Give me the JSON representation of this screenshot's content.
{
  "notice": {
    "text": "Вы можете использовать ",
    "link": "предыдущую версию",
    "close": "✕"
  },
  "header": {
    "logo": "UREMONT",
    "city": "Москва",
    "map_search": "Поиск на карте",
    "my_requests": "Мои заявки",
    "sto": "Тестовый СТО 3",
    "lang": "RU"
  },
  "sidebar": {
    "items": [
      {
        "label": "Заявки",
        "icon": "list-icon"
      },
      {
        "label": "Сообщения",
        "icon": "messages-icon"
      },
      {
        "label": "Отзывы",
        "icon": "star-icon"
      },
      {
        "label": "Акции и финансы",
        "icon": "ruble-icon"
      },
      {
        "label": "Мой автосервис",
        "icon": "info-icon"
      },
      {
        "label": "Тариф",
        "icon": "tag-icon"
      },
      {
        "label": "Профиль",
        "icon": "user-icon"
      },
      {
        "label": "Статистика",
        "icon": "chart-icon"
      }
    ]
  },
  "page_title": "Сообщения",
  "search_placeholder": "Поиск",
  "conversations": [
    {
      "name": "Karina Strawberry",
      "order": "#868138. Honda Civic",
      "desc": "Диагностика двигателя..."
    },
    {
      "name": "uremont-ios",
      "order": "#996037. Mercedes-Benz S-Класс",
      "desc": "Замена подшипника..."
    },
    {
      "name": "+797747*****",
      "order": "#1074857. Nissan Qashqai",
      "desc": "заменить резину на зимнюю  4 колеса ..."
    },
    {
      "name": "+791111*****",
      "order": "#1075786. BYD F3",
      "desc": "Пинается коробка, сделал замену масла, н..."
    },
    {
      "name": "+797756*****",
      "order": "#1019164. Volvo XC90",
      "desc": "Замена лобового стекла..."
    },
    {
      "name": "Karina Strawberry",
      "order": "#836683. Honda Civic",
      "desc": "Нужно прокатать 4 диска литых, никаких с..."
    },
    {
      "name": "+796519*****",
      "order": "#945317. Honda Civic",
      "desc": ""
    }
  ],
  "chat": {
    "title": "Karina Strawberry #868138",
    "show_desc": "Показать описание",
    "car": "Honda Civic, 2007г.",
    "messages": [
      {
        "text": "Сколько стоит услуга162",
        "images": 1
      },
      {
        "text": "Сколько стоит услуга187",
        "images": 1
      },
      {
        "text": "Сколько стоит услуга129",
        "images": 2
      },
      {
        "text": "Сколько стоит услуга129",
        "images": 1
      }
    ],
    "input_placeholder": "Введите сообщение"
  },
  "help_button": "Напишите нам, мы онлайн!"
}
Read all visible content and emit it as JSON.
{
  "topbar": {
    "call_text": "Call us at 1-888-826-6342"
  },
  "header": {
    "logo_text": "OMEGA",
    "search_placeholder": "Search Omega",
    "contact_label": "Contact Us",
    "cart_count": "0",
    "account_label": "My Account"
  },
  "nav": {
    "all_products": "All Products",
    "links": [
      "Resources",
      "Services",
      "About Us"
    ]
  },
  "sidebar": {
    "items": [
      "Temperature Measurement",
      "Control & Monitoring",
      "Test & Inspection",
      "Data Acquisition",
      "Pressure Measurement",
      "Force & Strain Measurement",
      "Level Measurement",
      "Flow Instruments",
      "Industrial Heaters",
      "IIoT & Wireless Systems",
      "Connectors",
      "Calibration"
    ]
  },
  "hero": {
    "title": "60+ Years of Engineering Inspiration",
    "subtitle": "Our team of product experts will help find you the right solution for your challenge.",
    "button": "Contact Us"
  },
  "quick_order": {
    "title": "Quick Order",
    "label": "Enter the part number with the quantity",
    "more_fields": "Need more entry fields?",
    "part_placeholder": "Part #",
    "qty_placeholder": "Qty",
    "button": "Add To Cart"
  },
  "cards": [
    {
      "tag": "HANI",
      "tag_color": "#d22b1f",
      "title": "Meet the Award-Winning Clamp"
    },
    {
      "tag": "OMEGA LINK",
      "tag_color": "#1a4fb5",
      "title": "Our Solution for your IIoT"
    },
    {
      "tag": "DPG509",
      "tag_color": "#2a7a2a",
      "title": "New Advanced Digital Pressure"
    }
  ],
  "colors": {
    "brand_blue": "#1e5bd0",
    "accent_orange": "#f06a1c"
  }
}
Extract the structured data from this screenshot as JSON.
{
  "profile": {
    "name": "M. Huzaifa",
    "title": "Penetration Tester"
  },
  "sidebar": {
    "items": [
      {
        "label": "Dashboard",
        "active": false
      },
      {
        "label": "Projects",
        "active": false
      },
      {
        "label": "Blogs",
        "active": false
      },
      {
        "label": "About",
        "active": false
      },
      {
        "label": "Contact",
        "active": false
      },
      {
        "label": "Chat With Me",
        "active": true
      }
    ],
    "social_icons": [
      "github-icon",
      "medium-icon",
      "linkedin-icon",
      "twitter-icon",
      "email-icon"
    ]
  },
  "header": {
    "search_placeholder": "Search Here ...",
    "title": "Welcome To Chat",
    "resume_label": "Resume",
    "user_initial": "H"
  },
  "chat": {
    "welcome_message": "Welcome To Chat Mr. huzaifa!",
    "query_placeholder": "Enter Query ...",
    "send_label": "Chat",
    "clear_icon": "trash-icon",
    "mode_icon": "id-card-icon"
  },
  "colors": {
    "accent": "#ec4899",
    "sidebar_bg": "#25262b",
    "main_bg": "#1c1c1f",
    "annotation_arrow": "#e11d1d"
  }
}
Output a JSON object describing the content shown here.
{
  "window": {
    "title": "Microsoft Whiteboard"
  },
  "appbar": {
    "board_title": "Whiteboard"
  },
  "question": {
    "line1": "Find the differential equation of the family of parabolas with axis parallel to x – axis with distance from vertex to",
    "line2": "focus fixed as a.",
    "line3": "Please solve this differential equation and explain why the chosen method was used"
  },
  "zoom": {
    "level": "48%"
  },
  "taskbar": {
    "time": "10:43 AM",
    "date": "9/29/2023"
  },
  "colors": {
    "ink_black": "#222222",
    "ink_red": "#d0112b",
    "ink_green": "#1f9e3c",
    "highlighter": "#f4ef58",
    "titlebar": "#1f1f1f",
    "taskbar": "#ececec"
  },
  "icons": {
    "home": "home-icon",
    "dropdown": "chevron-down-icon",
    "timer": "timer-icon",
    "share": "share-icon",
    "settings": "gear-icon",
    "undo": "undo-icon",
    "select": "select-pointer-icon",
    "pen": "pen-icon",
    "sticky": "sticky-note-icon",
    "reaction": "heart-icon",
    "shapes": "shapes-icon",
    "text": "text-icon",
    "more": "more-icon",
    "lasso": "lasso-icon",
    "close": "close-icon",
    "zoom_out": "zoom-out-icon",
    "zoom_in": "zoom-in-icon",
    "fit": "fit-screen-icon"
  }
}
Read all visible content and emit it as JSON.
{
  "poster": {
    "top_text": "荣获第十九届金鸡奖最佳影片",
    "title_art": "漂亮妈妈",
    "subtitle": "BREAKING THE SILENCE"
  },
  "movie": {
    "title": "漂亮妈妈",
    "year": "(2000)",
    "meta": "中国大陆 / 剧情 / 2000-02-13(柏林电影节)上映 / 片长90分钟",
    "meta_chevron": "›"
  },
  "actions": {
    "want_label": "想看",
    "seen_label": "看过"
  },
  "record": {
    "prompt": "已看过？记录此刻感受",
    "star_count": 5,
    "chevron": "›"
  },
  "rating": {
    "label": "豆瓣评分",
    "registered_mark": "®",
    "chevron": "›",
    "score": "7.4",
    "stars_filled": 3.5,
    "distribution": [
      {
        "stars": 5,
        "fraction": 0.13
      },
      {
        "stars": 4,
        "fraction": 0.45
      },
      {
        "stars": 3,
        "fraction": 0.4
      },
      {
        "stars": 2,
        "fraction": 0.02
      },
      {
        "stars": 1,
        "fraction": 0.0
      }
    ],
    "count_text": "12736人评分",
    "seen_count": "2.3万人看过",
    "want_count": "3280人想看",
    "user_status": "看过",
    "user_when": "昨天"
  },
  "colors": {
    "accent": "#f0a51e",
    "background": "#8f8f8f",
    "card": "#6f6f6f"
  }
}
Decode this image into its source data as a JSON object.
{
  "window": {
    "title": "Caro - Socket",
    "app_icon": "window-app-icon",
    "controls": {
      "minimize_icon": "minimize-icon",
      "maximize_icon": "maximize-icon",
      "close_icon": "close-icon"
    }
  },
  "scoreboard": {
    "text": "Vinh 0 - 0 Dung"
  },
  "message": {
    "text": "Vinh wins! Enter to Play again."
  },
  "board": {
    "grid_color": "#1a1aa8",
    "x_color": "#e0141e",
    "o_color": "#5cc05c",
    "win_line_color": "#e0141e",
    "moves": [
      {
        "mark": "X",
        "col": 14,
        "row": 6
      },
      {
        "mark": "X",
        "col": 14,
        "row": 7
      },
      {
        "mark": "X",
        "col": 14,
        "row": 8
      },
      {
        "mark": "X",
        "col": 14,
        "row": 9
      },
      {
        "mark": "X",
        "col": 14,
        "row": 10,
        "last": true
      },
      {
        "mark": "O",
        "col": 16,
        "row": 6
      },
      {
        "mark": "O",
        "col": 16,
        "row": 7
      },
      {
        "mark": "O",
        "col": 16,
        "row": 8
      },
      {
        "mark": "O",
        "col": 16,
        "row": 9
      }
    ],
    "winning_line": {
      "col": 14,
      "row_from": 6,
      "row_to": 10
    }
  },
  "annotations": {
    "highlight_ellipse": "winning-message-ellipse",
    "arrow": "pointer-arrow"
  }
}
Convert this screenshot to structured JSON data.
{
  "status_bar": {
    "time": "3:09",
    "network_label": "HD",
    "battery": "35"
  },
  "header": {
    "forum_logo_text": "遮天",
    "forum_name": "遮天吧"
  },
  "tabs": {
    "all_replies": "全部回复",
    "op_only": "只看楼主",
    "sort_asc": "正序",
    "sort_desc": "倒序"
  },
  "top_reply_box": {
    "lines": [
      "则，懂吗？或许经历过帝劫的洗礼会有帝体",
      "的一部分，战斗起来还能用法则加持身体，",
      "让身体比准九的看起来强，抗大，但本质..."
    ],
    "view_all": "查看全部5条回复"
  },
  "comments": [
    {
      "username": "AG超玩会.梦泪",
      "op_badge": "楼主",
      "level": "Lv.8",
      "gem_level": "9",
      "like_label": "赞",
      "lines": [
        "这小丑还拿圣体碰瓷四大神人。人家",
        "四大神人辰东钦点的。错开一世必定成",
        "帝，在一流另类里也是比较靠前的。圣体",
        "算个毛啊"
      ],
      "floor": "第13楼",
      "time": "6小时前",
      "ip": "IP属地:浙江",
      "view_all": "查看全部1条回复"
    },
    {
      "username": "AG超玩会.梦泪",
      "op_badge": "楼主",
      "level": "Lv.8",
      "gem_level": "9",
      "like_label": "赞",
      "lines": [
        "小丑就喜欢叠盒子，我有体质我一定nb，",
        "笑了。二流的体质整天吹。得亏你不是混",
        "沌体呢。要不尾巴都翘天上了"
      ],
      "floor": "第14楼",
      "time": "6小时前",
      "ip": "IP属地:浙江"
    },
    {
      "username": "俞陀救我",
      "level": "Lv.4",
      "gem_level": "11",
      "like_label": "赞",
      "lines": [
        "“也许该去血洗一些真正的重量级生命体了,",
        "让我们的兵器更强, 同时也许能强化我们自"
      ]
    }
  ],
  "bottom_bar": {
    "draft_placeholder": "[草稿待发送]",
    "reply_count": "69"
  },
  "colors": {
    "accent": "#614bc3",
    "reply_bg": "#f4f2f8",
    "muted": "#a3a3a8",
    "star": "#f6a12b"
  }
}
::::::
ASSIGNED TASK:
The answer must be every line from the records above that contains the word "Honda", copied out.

SOLUTION BELOW:
      "order": "#868138. Honda Civic",
      "order": "#836683. Honda Civic",
      "order": "#945317. Honda Civic",
    "car": "Honda Civic, 2007г.",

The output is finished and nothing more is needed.